*WHAT IS NEEDED*
Print the entries exactly as they appear, and omit any images.

*TASK INPUT*
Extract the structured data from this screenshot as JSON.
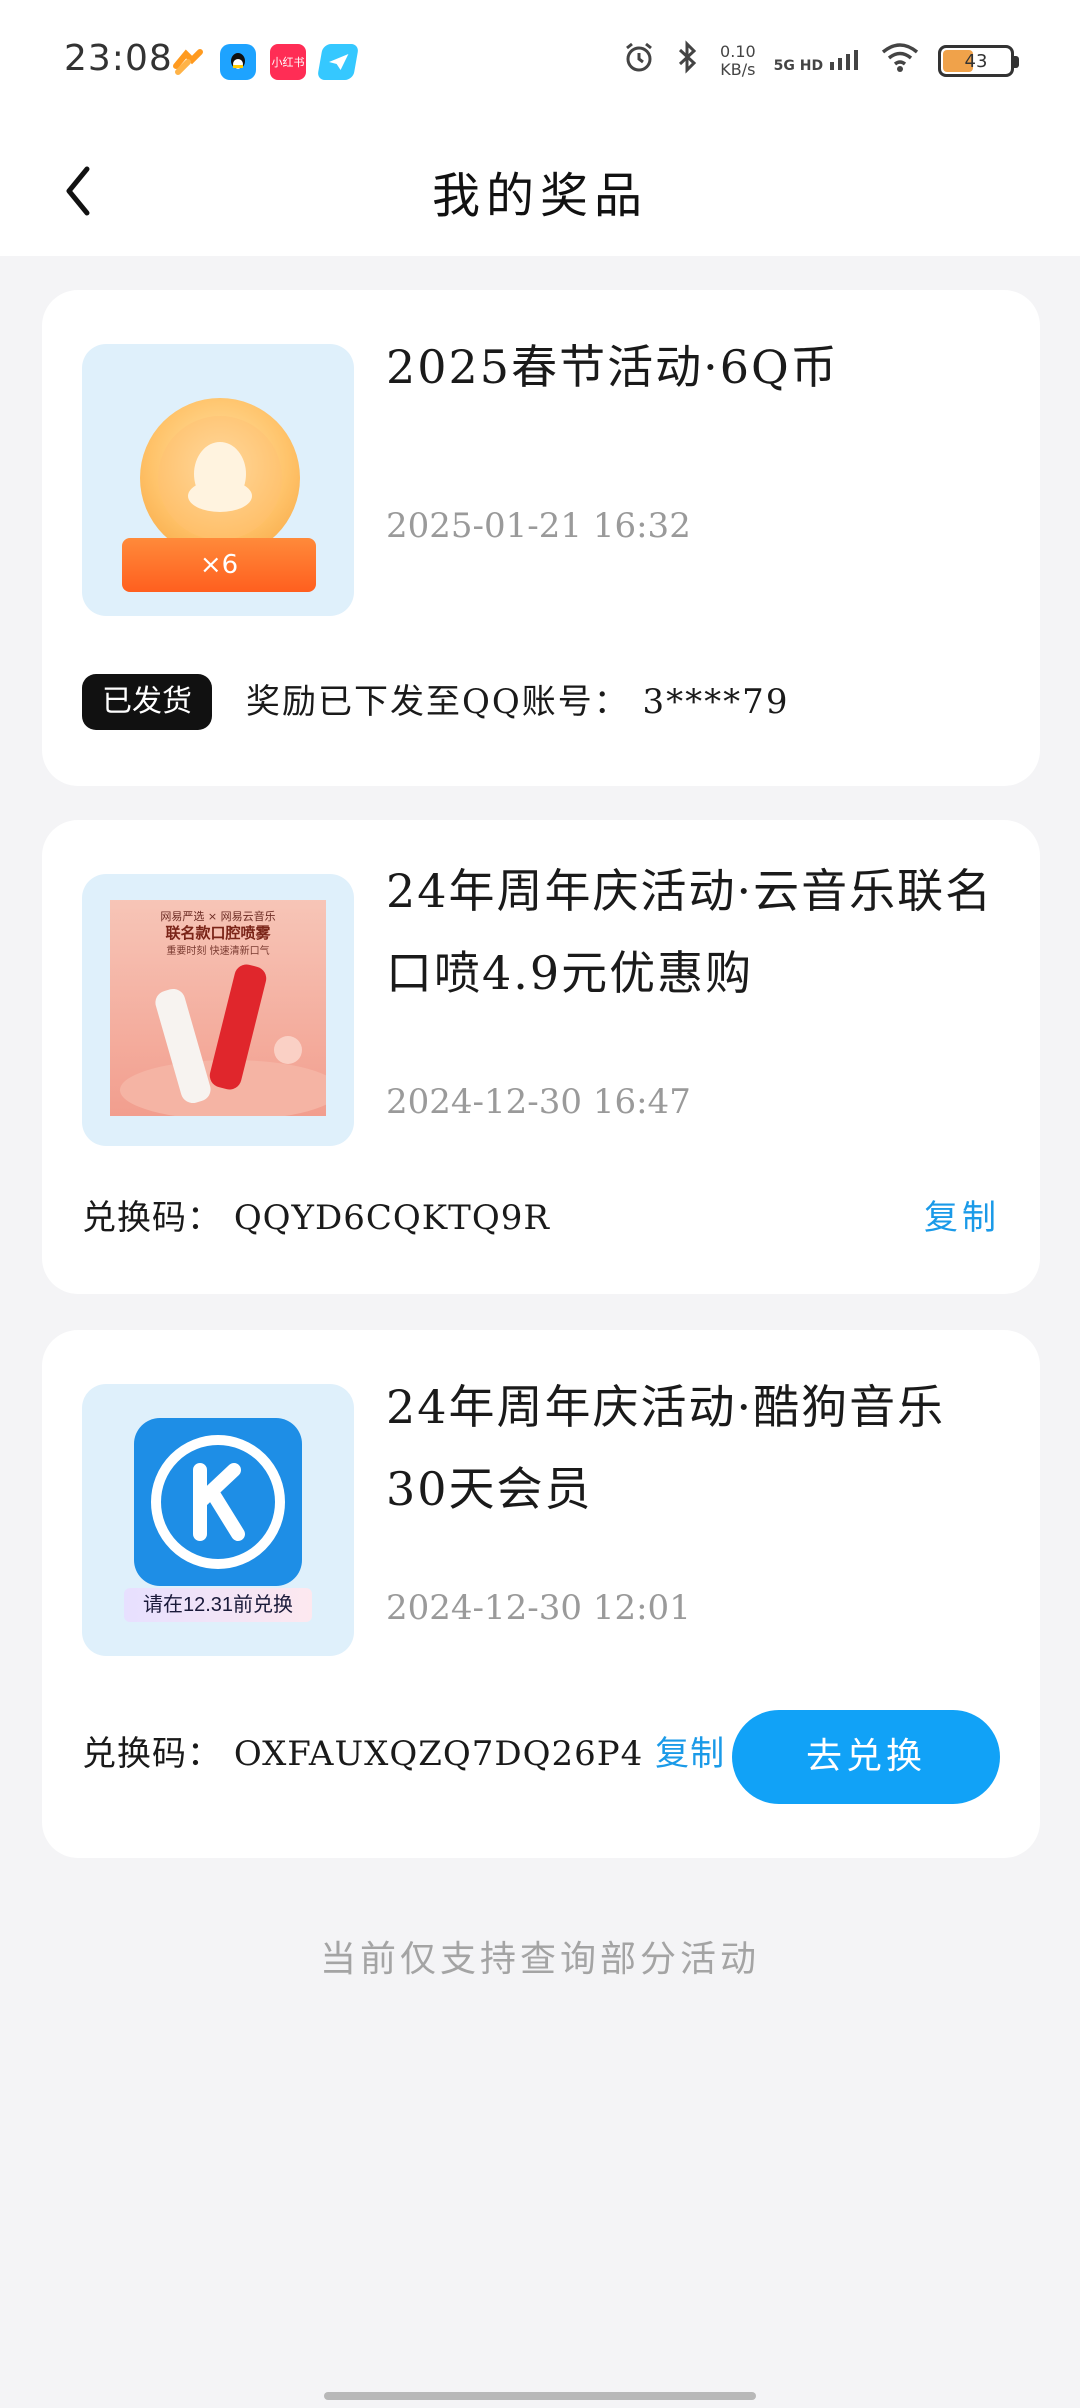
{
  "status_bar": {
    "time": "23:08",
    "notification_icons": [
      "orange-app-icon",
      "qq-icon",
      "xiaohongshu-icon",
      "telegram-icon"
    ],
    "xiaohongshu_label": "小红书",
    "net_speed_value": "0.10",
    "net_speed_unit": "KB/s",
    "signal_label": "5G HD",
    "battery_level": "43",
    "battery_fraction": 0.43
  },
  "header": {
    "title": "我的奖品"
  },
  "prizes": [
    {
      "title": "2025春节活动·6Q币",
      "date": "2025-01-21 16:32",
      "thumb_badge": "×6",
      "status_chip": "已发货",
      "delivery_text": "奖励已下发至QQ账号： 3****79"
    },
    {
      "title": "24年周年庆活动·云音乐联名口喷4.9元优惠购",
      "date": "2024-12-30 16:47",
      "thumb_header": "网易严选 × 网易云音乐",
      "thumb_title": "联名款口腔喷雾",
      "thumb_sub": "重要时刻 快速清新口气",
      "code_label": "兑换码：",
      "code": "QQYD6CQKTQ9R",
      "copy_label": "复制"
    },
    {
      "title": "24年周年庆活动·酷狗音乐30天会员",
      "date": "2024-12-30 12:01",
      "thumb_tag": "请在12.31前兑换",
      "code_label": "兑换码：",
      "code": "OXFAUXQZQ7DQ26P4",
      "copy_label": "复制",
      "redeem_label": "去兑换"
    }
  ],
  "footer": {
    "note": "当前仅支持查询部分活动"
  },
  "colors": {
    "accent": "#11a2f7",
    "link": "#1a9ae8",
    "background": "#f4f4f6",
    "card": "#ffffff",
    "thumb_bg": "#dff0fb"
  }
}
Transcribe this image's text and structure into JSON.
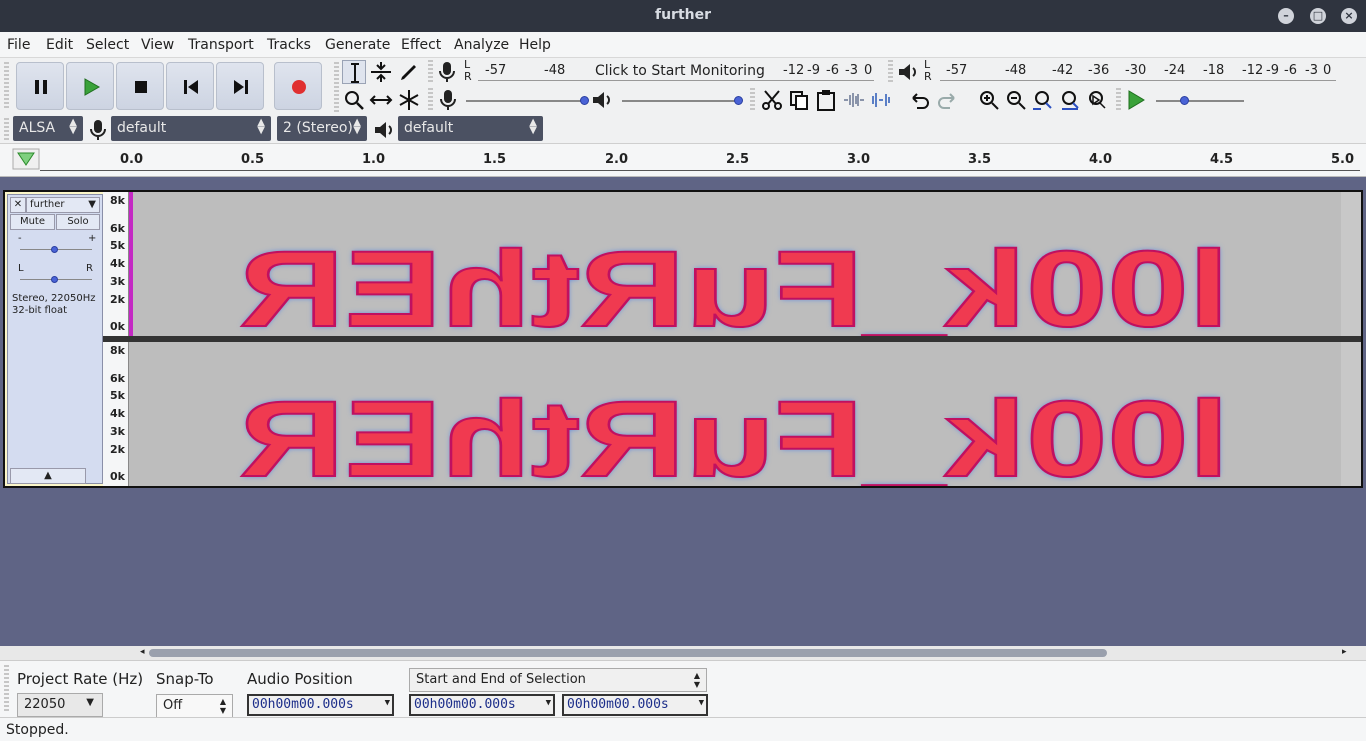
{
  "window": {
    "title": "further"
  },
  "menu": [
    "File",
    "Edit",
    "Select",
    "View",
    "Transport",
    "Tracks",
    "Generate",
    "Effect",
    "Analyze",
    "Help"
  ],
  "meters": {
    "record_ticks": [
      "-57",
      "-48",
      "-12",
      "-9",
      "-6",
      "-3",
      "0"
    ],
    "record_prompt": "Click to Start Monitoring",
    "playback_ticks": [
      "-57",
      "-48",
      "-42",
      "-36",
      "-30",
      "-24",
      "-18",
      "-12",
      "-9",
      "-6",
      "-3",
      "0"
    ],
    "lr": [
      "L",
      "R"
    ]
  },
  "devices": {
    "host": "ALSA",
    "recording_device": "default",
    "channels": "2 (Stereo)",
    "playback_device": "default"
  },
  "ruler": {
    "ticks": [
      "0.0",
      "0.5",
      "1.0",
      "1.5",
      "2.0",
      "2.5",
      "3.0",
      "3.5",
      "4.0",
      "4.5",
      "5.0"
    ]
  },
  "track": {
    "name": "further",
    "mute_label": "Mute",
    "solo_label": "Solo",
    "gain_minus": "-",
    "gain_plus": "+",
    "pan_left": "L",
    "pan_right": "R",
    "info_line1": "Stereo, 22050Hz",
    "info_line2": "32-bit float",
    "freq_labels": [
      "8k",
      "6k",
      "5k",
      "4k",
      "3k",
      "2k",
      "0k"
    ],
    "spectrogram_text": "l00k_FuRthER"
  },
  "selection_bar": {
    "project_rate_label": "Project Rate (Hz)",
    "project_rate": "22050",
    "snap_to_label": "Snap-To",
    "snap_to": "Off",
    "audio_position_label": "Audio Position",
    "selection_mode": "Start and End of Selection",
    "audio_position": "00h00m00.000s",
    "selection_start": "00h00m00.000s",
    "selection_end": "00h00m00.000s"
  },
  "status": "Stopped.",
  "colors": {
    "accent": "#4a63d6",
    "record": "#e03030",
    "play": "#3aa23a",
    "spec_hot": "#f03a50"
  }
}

*RESPONSE BELOW*
Extract the structured data from this screenshot as JSON.
{
  "status_bar": {
    "time": "23:08",
    "notification_icons": [
      "orange-app-icon",
      "qq-icon",
      "xiaohongshu-icon",
      "telegram-icon"
    ],
    "xiaohongshu_label": "小红书",
    "net_speed_value": "0.10",
    "net_speed_unit": "KB/s",
    "signal_label": "5G HD",
    "battery_level": "43",
    "battery_fraction": 0.43
  },
  "header": {
    "title": "我的奖品"
  },
  "prizes": [
    {
      "title": "2025春节活动·6Q币",
      "date": "2025-01-21 16:32",
      "thumb_badge": "×6",
      "status_chip": "已发货",
      "delivery_text": "奖励已下发至QQ账号： 3****79"
    },
    {
      "title": "24年周年庆活动·云音乐联名口喷4.9元优惠购",
      "date": "2024-12-30 16:47",
      "thumb_header": "网易严选 × 网易云音乐",
      "thumb_title": "联名款口腔喷雾",
      "thumb_sub": "重要时刻 快速清新口气",
      "code_label": "兑换码：",
      "code": "QQYD6CQKTQ9R",
      "copy_label": "复制"
    },
    {
      "title": "24年周年庆活动·酷狗音乐30天会员",
      "date": "2024-12-30 12:01",
      "thumb_tag": "请在12.31前兑换",
      "code_label": "兑换码：",
      "code": "OXFAUXQZQ7DQ26P4",
      "copy_label": "复制",
      "redeem_label": "去兑换"
    }
  ],
  "footer": {
    "note": "当前仅支持查询部分活动"
  },
  "colors": {
    "accent": "#11a2f7",
    "link": "#1a9ae8",
    "background": "#f4f4f6",
    "card": "#ffffff",
    "thumb_bg": "#dff0fb"
  }
}
Transcribe this image's text and structure into JSON.
{
  "window": {
    "title": "further"
  },
  "menu": [
    "File",
    "Edit",
    "Select",
    "View",
    "Transport",
    "Tracks",
    "Generate",
    "Effect",
    "Analyze",
    "Help"
  ],
  "meters": {
    "record_ticks": [
      "-57",
      "-48",
      "-12",
      "-9",
      "-6",
      "-3",
      "0"
    ],
    "record_prompt": "Click to Start Monitoring",
    "playback_ticks": [
      "-57",
      "-48",
      "-42",
      "-36",
      "-30",
      "-24",
      "-18",
      "-12",
      "-9",
      "-6",
      "-3",
      "0"
    ],
    "lr": [
      "L",
      "R"
    ]
  },
  "devices": {
    "host": "ALSA",
    "recording_device": "default",
    "channels": "2 (Stereo)",
    "playback_device": "default"
  },
  "ruler": {
    "ticks": [
      "0.0",
      "0.5",
      "1.0",
      "1.5",
      "2.0",
      "2.5",
      "3.0",
      "3.5",
      "4.0",
      "4.5",
      "5.0"
    ]
  },
  "track": {
    "name": "further",
    "mute_label": "Mute",
    "solo_label": "Solo",
    "gain_minus": "-",
    "gain_plus": "+",
    "pan_left": "L",
    "pan_right": "R",
    "info_line1": "Stereo, 22050Hz",
    "info_line2": "32-bit float",
    "freq_labels": [
      "8k",
      "6k",
      "5k",
      "4k",
      "3k",
      "2k",
      "0k"
    ],
    "spectrogram_text": "l00k_FuRthER"
  },
  "selection_bar": {
    "project_rate_label": "Project Rate (Hz)",
    "project_rate": "22050",
    "snap_to_label": "Snap-To",
    "snap_to": "Off",
    "audio_position_label": "Audio Position",
    "selection_mode": "Start and End of Selection",
    "audio_position": "00h00m00.000s",
    "selection_start": "00h00m00.000s",
    "selection_end": "00h00m00.000s"
  },
  "status": "Stopped.",
  "colors": {
    "accent": "#4a63d6",
    "record": "#e03030",
    "play": "#3aa23a",
    "spec_hot": "#f03a50"
  }
}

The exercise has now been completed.